Supplied material:
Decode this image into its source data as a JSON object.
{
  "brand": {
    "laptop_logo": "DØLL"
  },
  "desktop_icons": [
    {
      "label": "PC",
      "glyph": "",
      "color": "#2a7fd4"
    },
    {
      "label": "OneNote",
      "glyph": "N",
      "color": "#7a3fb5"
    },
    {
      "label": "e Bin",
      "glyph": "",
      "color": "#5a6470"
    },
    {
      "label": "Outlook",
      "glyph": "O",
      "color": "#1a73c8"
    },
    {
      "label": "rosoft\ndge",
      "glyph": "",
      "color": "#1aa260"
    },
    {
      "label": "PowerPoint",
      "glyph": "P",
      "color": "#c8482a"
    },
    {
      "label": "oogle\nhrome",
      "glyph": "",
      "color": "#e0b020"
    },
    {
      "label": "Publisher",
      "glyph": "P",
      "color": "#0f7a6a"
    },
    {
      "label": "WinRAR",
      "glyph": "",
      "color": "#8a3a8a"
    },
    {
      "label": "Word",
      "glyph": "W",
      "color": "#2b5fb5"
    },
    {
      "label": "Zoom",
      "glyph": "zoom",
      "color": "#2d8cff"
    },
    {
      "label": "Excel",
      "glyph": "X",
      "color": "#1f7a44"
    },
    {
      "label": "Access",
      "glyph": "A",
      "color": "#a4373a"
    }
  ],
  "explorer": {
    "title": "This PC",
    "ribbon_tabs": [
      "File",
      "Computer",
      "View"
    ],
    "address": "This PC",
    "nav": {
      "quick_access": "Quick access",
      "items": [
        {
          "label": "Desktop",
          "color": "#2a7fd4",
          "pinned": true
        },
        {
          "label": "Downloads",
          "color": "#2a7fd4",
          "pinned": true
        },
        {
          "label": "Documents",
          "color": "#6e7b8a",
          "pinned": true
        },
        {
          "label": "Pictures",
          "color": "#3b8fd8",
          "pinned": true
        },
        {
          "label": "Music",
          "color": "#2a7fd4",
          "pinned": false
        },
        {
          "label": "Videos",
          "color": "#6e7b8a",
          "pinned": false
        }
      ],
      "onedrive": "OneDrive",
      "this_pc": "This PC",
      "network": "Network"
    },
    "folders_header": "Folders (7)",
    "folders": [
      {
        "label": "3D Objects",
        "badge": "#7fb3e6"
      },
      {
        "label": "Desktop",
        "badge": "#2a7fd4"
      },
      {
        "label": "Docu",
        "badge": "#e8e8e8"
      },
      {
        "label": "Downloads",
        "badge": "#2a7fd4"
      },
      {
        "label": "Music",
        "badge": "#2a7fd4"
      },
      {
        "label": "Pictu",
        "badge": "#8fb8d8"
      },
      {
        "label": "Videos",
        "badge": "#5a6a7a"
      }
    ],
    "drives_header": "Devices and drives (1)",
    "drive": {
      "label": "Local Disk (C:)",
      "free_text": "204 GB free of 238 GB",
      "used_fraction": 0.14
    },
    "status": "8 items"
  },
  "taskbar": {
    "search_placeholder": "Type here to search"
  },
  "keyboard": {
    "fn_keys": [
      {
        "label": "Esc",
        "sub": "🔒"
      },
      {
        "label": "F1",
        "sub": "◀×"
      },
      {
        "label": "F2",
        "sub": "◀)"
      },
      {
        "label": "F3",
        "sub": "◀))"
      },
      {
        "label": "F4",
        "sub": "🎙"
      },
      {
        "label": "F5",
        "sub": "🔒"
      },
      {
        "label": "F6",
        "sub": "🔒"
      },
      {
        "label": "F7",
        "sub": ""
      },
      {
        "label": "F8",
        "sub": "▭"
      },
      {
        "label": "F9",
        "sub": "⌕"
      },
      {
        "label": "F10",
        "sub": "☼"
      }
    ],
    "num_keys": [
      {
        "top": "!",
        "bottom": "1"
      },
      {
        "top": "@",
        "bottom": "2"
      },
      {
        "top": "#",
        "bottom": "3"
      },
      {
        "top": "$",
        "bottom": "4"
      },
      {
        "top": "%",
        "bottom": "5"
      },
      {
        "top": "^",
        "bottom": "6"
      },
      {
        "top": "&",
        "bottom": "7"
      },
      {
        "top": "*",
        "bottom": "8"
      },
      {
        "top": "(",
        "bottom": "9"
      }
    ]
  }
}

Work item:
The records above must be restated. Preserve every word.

Result for this task:
Decode this image into its source data as a JSON object.
{
  "brand": {
    "laptop_logo": "DØLL"
  },
  "desktop_icons": [
    {
      "label": "PC",
      "glyph": "",
      "color": "#2a7fd4"
    },
    {
      "label": "OneNote",
      "glyph": "N",
      "color": "#7a3fb5"
    },
    {
      "label": "e Bin",
      "glyph": "",
      "color": "#5a6470"
    },
    {
      "label": "Outlook",
      "glyph": "O",
      "color": "#1a73c8"
    },
    {
      "label": "rosoft\ndge",
      "glyph": "",
      "color": "#1aa260"
    },
    {
      "label": "PowerPoint",
      "glyph": "P",
      "color": "#c8482a"
    },
    {
      "label": "oogle\nhrome",
      "glyph": "",
      "color": "#e0b020"
    },
    {
      "label": "Publisher",
      "glyph": "P",
      "color": "#0f7a6a"
    },
    {
      "label": "WinRAR",
      "glyph": "",
      "color": "#8a3a8a"
    },
    {
      "label": "Word",
      "glyph": "W",
      "color": "#2b5fb5"
    },
    {
      "label": "Zoom",
      "glyph": "zoom",
      "color": "#2d8cff"
    },
    {
      "label": "Excel",
      "glyph": "X",
      "color": "#1f7a44"
    },
    {
      "label": "Access",
      "glyph": "A",
      "color": "#a4373a"
    }
  ],
  "explorer": {
    "title": "This PC",
    "ribbon_tabs": [
      "File",
      "Computer",
      "View"
    ],
    "address": "This PC",
    "nav": {
      "quick_access": "Quick access",
      "items": [
        {
          "label": "Desktop",
          "color": "#2a7fd4",
          "pinned": true
        },
        {
          "label": "Downloads",
          "color": "#2a7fd4",
          "pinned": true
        },
        {
          "label": "Documents",
          "color": "#6e7b8a",
          "pinned": true
        },
        {
          "label": "Pictures",
          "color": "#3b8fd8",
          "pinned": true
        },
        {
          "label": "Music",
          "color": "#2a7fd4",
          "pinned": false
        },
        {
          "label": "Videos",
          "color": "#6e7b8a",
          "pinned": false
        }
      ],
      "onedrive": "OneDrive",
      "this_pc": "This PC",
      "network": "Network"
    },
    "folders_header": "Folders (7)",
    "folders": [
      {
        "label": "3D Objects",
        "badge": "#7fb3e6"
      },
      {
        "label": "Desktop",
        "badge": "#2a7fd4"
      },
      {
        "label": "Docu",
        "badge": "#e8e8e8"
      },
      {
        "label": "Downloads",
        "badge": "#2a7fd4"
      },
      {
        "label": "Music",
        "badge": "#2a7fd4"
      },
      {
        "label": "Pictu",
        "badge": "#8fb8d8"
      },
      {
        "label": "Videos",
        "badge": "#5a6a7a"
      }
    ],
    "drives_header": "Devices and drives (1)",
    "drive": {
      "label": "Local Disk (C:)",
      "free_text": "204 GB free of 238 GB",
      "used_fraction": 0.14
    },
    "status": "8 items"
  },
  "taskbar": {
    "search_placeholder": "Type here to search"
  },
  "keyboard": {
    "fn_keys": [
      {
        "label": "Esc",
        "sub": "🔒"
      },
      {
        "label": "F1",
        "sub": "◀×"
      },
      {
        "label": "F2",
        "sub": "◀)"
      },
      {
        "label": "F3",
        "sub": "◀))"
      },
      {
        "label": "F4",
        "sub": "🎙"
      },
      {
        "label": "F5",
        "sub": "🔒"
      },
      {
        "label": "F6",
        "sub": "🔒"
      },
      {
        "label": "F7",
        "sub": ""
      },
      {
        "label": "F8",
        "sub": "▭"
      },
      {
        "label": "F9",
        "sub": "⌕"
      },
      {
        "label": "F10",
        "sub": "☼"
      }
    ],
    "num_keys": [
      {
        "top": "!",
        "bottom": "1"
      },
      {
        "top": "@",
        "bottom": "2"
      },
      {
        "top": "#",
        "bottom": "3"
      },
      {
        "top": "$",
        "bottom": "4"
      },
      {
        "top": "%",
        "bottom": "5"
      },
      {
        "top": "^",
        "bottom": "6"
      },
      {
        "top": "&",
        "bottom": "7"
      },
      {
        "top": "*",
        "bottom": "8"
      },
      {
        "top": "(",
        "bottom": "9"
      }
    ]
  }
}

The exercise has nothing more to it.